This means that the vaccine has barely passed the 50 per cent required for regulatory approval in Brazil, the BBC further highlighted.
It is currently one of two vaccines that Brazil is banking on for its national immunisation programme, with the other being the vaccine jointly developed by Oxford University and pharmaceutical firm AstroZeneca.
Previous announcement of 78 per cent efficacy comes under fire
As such, Butantan Institute, the medical centre conducting the trial, has come under fire for only releasing partial data in a previous announcement of the vaccine's efficacy rate.
On Jan. 7, Butantan had initially announced that the efficacy of the vaccine was 78 per cent for "mild-to-severe" cases.
However, it was not clear how Butantan had arrived at such a number and no mention was made of a group of "very mild" cases which had also received the vaccine.
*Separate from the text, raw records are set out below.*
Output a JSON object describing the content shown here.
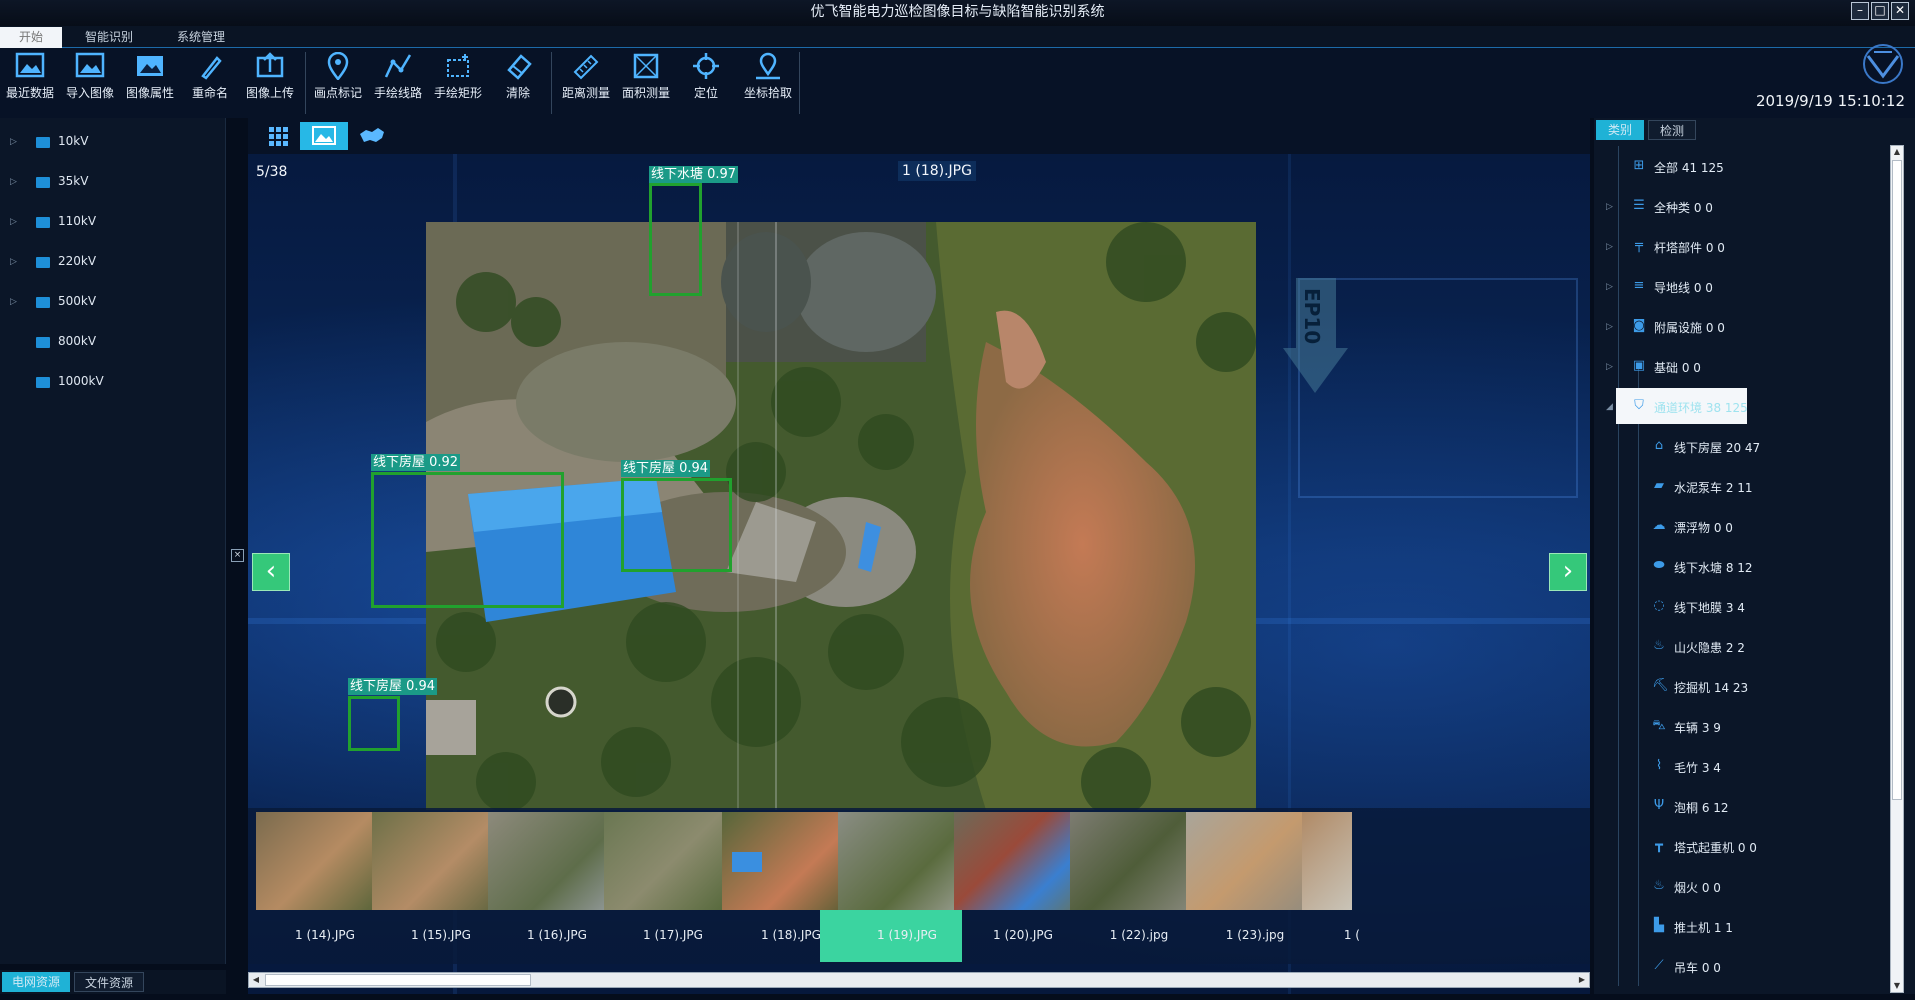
{
  "window": {
    "title": "优飞智能电力巡检图像目标与缺陷智能识别系统"
  },
  "menu": {
    "tabs": [
      "开始",
      "智能识别",
      "系统管理"
    ]
  },
  "toolbar": {
    "buttons": [
      "最近数据",
      "导入图像",
      "图像属性",
      "重命名",
      "图像上传",
      "画点标记",
      "手绘线路",
      "手绘矩形",
      "清除",
      "距离测量",
      "面积测量",
      "定位",
      "坐标拾取"
    ],
    "datetime": "2019/9/19 15:10:12"
  },
  "left_tree": {
    "items": [
      "10kV",
      "35kV",
      "110kV",
      "220kV",
      "500kV",
      "800kV",
      "1000kV"
    ]
  },
  "left_tabs": [
    "电网资源",
    "文件资源"
  ],
  "viewer": {
    "counter": "5/38",
    "filename": "1 (18).JPG",
    "detections": [
      {
        "label": "线下水塘 0.97"
      },
      {
        "label": "线下房屋 0.92"
      },
      {
        "label": "线下房屋 0.94"
      },
      {
        "label": "线下房屋 0.94"
      }
    ],
    "watermark": "EP10"
  },
  "thumbnails": {
    "items": [
      "1 (14).JPG",
      "1 (15).JPG",
      "1 (16).JPG",
      "1 (17).JPG",
      "1 (18).JPG",
      "1 (19).JPG",
      "1 (20).JPG",
      "1 (22).jpg",
      "1 (23).jpg",
      "1 ("
    ],
    "selected": "1 (18).JPG"
  },
  "right_tabs": [
    "类别",
    "检测"
  ],
  "right_tree": {
    "items": [
      {
        "label": "全部 41 125",
        "icon": "grid-icon"
      },
      {
        "label": "全种类 0 0",
        "icon": "list-icon"
      },
      {
        "label": "杆塔部件 0 0",
        "icon": "tower-icon"
      },
      {
        "label": "导地线 0 0",
        "icon": "lines-icon"
      },
      {
        "label": "附属设施 0 0",
        "icon": "camera-icon"
      },
      {
        "label": "基础 0 0",
        "icon": "foundation-icon"
      },
      {
        "label": "通道环境 38 125",
        "icon": "map-icon"
      },
      {
        "label": "线下房屋 20 47",
        "icon": "house-icon"
      },
      {
        "label": "水泥泵车 2 11",
        "icon": "pump-truck-icon"
      },
      {
        "label": "漂浮物 0 0",
        "icon": "float-icon"
      },
      {
        "label": "线下水塘 8 12",
        "icon": "pond-icon"
      },
      {
        "label": "线下地膜 3 4",
        "icon": "film-icon"
      },
      {
        "label": "山火隐患 2 2",
        "icon": "fire-icon"
      },
      {
        "label": "挖掘机 14 23",
        "icon": "excavator-icon"
      },
      {
        "label": "车辆 3 9",
        "icon": "car-icon"
      },
      {
        "label": "毛竹 3 4",
        "icon": "bamboo-icon"
      },
      {
        "label": "泡桐 6 12",
        "icon": "tree-icon"
      },
      {
        "label": "塔式起重机 0 0",
        "icon": "crane-icon"
      },
      {
        "label": "烟火 0 0",
        "icon": "smoke-icon"
      },
      {
        "label": "推土机 1 1",
        "icon": "bulldozer-icon"
      },
      {
        "label": "吊车 0 0",
        "icon": "crane-truck-icon"
      }
    ]
  },
  "colors": {
    "accent": "#3bd4a0",
    "bbox": "#21a12e",
    "label_bg": "#1b9a87",
    "nav": "#35c87a"
  }
}
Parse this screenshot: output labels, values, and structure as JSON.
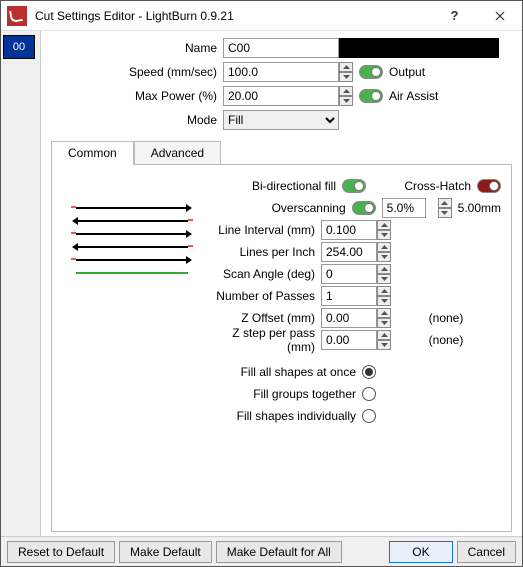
{
  "window": {
    "title": "Cut Settings Editor - LightBurn 0.9.21"
  },
  "layer": {
    "code": "00"
  },
  "top": {
    "name_label": "Name",
    "name_value": "C00",
    "speed_label": "Speed (mm/sec)",
    "speed_value": "100.0",
    "power_label": "Max Power (%)",
    "power_value": "20.00",
    "mode_label": "Mode",
    "mode_value": "Fill",
    "output_label": "Output",
    "air_label": "Air Assist"
  },
  "tabs": {
    "common": "Common",
    "advanced": "Advanced"
  },
  "fill": {
    "bidir_label": "Bi-directional fill",
    "cross_label": "Cross-Hatch",
    "overscan_label": "Overscanning",
    "overscan_pct": "5.0%",
    "overscan_mm": "5.00mm",
    "interval_label": "Line Interval (mm)",
    "interval_val": "0.100",
    "lpi_label": "Lines per Inch",
    "lpi_val": "254.00",
    "angle_label": "Scan Angle (deg)",
    "angle_val": "0",
    "passes_label": "Number of Passes",
    "passes_val": "1",
    "zoff_label": "Z Offset (mm)",
    "zoff_val": "0.00",
    "zoff_extra": "(none)",
    "zstep_label": "Z step per pass (mm)",
    "zstep_val": "0.00",
    "zstep_extra": "(none)",
    "r1": "Fill all shapes at once",
    "r2": "Fill groups together",
    "r3": "Fill shapes individually"
  },
  "footer": {
    "reset": "Reset to Default",
    "makedef": "Make Default",
    "makedefall": "Make Default for All",
    "ok": "OK",
    "cancel": "Cancel"
  }
}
The medical director for clinical research at Butantan, Richard Palacios, subsequently clarified on Jan. 12 that the new figure included data on these "very mild" infections.
Different efficacy rates emerge in Sinovac trials in other countries
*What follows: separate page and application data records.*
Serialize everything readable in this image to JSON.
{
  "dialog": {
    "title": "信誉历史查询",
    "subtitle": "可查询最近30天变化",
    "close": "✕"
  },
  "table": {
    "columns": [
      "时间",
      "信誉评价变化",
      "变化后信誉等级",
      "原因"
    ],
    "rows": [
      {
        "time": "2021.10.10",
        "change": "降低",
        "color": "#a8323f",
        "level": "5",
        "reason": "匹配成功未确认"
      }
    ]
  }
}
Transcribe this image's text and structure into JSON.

In the meantime, different efficacy rates have been reported in the Sinovac vaccine's trials in other countries.
In Dec. 2020, a figure of 91.25 per cent was reported in Turkey while Indonesia reported an efficacy rate of 65.3 per cent.
In addition, only 1,620 people took part in the trial in Indonesia — a sample size too small for meaningful data, Bloomberg further highlighted.
Concern has since been raised that the vaccine trials of Sinovac are not subjected to the same level of scrutiny as Western-produced vaccines.
Indonesia has kicked off vaccination drive with Sinovac
Both Indonesia and Turkey have already ordered the Sinovac vaccine, with Indonesia's President Jokowi Widodo himself receiving a shot, to kick off the country's mass immunisation programme, Nikkei Asian Review reported.
Indonesia has also received 3 million doses of Sinovac which are ready for use and have distributed at least 1.2 million throughout the country as of Jan. 12.
The country aims to vaccinate 181 million people, out of the country's 270 million population, so as to achieve herd immunity.
Sinovac has also been ordered by Singapore
The Sinovac vaccine has also been ordered by Singapore.
Speaking in Parliament on Jan. 4, Health Minister Gan Kim Yong said that more vaccine deliveries from Moderna and Sinovac are expected in the coming months.
However both are still under review, and will have to meet stringent safety and efficacy requirements.
People will also not be able to choose which kind of vaccine they will receive, as this would "unnecessarily complicate" the "already-complex vaccination programme."
As per Gan:
"The allocation of vaccines will largely be based on medical indications of the different vaccines and the suitability of the vaccine for the different population subgroups, as well as availability of the vaccines."
Totally unrelated but follow and listen to our podcast here
Top photo by Jernej Furman via Flickr